Sink into glamor with a drip of royalty as the Chromatic Theology series continues with violet.
Each post in this series explores an individual hue, but the characteristics of the topic color can be translated into tints and shades. Keep in mind that the effects and emotions we discuss are most prominent and intense in pure, saturated color. To some extent, the distinctive attributes of violet will be present in color variations – lavender, plum, eggplant, periwinkle, magenta, etc.
VIOLET is a secondary color with a challenging personality. Take a mental meander back to elementary school and recall that violet is a mixture of red and blue. This specific combination of hues is ambivalent, as a heavy dose of tension exists within violet’s conflictions of warm and cool, calm and intense. Spaces and color schemes implementing violet are often ambiguous and dramatic.
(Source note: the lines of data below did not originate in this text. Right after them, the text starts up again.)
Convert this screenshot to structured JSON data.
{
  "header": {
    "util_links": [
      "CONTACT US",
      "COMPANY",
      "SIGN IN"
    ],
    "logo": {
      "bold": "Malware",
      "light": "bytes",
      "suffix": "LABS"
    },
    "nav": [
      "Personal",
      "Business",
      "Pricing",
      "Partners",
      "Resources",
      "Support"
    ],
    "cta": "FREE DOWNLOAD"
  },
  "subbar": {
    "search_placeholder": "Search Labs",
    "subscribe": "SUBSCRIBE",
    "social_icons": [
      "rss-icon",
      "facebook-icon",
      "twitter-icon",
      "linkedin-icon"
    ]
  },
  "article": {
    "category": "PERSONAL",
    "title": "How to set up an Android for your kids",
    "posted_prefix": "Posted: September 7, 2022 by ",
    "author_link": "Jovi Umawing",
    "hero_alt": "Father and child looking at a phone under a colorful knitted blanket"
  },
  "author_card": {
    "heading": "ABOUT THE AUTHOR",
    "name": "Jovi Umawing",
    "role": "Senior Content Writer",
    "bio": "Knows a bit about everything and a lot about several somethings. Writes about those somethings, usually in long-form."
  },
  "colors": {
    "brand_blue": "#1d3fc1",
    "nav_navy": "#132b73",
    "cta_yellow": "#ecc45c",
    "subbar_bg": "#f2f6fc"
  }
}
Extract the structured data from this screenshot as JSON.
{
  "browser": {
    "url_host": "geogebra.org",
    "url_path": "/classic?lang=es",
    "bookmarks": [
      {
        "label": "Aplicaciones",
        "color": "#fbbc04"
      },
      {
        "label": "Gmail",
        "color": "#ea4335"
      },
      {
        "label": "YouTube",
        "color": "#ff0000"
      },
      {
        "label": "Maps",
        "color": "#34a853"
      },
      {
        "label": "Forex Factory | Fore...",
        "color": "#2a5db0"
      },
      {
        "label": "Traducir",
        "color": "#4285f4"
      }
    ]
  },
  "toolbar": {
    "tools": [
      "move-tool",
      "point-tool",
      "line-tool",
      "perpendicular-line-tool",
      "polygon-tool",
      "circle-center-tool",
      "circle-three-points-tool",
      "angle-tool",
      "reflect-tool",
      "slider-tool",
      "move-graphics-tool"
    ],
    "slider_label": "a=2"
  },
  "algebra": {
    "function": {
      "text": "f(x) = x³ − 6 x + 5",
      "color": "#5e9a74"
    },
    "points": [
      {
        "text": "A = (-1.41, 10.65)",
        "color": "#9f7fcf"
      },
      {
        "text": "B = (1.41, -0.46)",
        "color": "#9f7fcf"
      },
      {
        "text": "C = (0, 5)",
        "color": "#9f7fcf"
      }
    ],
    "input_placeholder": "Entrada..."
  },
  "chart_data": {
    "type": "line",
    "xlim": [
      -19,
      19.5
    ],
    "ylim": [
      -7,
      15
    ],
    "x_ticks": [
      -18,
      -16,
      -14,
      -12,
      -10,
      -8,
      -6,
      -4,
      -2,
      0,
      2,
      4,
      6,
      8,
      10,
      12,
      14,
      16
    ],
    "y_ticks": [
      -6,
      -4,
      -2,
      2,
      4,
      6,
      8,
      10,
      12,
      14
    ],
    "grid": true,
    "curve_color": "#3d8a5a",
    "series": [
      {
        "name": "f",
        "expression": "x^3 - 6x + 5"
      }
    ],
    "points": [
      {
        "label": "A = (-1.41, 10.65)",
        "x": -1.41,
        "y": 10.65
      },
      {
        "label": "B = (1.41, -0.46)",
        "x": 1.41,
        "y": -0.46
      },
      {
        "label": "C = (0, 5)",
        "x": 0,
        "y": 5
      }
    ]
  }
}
Pale tints (amethyst and lavender) boast whimsical and magical reflections of light, while deep shades (eggplant and plum) are symbolic of dignity and regality (and sometimes laced with a threatening undertone). If you are new to the world of color, or your eye is less than impeccable, avoid saturated violet tones or dabble with caution (sometimes the power and force of pure drama result in discord and uneasy aesthetics). Oh, but when violet is applied with skill – the result is stunning success, insinuating artistic expression and sensitivity.
Want to get acquainted with the rest of the rainbow? Indulge in the rest of the series with these previous posts.